Look through the material beneath and copy each line with the word "JSON".

--- Provided records Enclosed Below ---

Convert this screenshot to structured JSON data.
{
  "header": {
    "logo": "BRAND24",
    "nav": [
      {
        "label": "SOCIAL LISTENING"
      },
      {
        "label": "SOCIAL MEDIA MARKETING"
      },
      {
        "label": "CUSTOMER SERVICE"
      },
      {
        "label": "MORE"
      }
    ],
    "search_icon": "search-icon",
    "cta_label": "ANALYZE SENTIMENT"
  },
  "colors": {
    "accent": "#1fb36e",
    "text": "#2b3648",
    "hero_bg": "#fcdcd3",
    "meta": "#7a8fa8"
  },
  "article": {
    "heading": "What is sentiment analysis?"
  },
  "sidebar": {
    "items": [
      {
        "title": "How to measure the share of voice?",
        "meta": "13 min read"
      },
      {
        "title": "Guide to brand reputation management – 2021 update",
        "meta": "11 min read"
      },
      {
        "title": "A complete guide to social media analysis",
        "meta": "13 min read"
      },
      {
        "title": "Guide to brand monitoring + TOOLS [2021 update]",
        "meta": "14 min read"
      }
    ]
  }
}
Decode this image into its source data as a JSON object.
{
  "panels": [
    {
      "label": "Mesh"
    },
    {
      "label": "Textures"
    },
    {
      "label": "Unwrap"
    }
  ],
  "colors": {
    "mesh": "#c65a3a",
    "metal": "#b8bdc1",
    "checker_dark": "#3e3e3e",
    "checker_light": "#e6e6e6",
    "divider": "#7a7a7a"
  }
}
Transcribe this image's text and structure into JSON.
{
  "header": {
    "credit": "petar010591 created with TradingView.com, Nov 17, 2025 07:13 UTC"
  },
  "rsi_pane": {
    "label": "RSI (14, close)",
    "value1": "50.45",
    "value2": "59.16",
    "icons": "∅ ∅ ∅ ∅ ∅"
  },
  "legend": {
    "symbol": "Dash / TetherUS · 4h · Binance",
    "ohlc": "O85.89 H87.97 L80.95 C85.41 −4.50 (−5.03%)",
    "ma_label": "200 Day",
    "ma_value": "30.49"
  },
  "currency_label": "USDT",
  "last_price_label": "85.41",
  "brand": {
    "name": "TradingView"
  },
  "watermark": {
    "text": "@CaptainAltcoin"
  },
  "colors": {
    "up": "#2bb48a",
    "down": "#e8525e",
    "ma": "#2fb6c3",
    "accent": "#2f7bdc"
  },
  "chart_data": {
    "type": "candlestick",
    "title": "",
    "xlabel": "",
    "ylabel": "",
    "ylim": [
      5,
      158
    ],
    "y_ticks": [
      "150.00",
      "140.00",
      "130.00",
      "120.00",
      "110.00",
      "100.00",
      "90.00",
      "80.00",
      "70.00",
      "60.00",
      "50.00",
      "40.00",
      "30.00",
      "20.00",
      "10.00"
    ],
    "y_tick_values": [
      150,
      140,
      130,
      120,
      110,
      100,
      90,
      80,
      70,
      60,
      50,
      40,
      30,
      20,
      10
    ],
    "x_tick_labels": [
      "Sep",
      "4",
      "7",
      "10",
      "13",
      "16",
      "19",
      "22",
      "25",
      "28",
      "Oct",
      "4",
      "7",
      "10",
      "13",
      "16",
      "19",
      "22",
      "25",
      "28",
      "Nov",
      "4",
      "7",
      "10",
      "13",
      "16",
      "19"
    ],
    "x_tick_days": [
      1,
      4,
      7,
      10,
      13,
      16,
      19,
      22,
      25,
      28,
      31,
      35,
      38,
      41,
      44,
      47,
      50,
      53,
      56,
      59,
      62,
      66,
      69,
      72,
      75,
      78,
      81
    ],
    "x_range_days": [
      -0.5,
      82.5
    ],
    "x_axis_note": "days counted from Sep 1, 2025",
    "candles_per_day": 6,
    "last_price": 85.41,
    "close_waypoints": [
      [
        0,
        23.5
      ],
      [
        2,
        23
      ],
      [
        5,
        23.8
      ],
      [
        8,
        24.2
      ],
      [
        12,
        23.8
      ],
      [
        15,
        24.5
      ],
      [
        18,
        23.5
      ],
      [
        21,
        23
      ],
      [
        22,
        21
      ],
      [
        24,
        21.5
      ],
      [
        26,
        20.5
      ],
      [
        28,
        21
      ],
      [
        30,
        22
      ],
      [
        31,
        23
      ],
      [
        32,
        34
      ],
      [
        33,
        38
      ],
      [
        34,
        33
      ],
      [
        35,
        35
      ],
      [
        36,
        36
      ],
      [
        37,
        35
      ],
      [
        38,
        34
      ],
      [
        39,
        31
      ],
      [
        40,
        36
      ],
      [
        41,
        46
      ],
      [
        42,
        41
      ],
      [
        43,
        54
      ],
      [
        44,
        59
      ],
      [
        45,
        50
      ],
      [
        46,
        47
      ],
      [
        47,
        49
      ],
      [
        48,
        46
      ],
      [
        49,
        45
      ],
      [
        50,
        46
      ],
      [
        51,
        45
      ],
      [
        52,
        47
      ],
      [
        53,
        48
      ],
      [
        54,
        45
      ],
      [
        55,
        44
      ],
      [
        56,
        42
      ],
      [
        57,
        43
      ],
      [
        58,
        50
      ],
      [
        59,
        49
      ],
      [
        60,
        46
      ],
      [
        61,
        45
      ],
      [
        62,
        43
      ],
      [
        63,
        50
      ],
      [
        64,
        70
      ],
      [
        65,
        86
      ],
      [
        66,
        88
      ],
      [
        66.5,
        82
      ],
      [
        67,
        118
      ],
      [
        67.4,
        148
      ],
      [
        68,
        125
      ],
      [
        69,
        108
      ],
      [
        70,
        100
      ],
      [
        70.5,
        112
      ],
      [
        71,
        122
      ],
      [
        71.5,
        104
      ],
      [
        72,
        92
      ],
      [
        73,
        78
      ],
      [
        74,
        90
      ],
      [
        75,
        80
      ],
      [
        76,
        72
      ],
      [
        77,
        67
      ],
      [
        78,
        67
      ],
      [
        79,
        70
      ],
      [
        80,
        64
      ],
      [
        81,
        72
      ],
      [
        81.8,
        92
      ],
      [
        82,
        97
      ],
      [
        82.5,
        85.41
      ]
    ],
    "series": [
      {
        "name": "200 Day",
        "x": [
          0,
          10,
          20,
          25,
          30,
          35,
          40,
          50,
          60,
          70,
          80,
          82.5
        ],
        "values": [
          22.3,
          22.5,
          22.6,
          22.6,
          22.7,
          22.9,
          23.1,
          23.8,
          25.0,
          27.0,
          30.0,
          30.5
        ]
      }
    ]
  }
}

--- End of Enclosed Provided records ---

Response to this exercise>
Convert this screenshot to structured JSON data.
Decode this image into its source data as a JSON object.
Transcribe this image's text and structure into JSON.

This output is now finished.